(ChemotherapyAdvisor) – In postmenopausal women with diabetes, use of oral metformin was associated with lower incidence of invasive breast cancer, according to results reported from the Women's Health Initiative (WHI) clinical trials in the Journal of Clinical Oncology online June 11.
Of the 68,019 postmenopausal women included in the WHI, 3,401 had diabetes at study entry; diabetes incidence status was collected throughout the follow-up period. Over a mean of 11.8 years, 3,273 cases of invasive breast cancer were diagnosed. Medication information was collected at baseline and years 1, 3, 6, and 9, the investigators noted.
Incidence of breast cancer in women with diabetes vs those without diabetes was found to differ by type of diabetes medication (P=0.04). “Women with diabetes receiving medications other than metformin had a slightly higher incidence of breast cancer (HR 1.16), and women with diabetes who were given metformin had lower breast cancer incidence (HR 0.75),” they wrote. This association was observed both for estrogen receptor positive and progesterone receptor positive cancers as well as those negative for human epidermal growth factor receptor 2.
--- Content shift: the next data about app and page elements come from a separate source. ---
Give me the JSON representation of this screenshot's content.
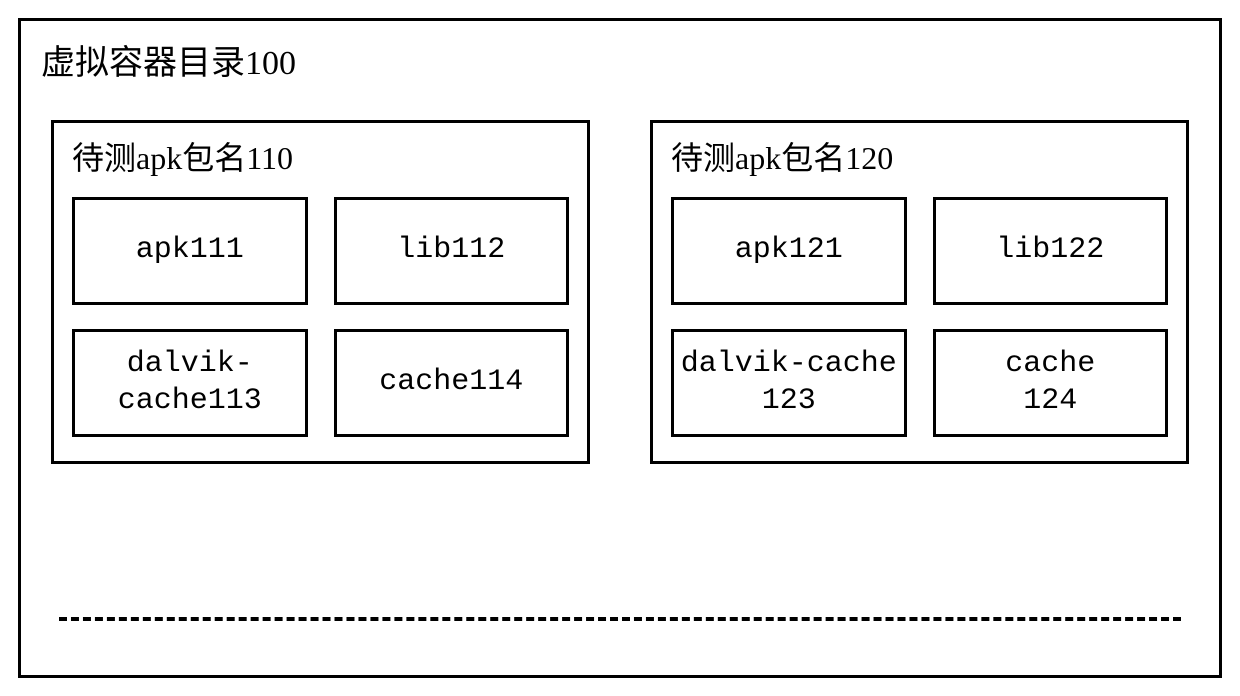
{
  "outer": {
    "title": "虚拟容器目录100"
  },
  "packages": [
    {
      "title": "待测apk包名110",
      "cells": [
        "apk111",
        "lib112",
        "dalvik-\ncache113",
        "cache114"
      ]
    },
    {
      "title": "待测apk包名120",
      "cells": [
        "apk121",
        "lib122",
        "dalvik-cache\n123",
        "cache\n124"
      ]
    }
  ]
}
“Our findings are of most direct relevance to women with diabetes, most of whom were overweight or obese,” the authors concluded. “However, consideration of the totality of available evidence does provide support for the ongoing clinical studies of metformin, including a prospective, full-scale, multicenter adjuvant trial and proof of principal studies in prevention settings.”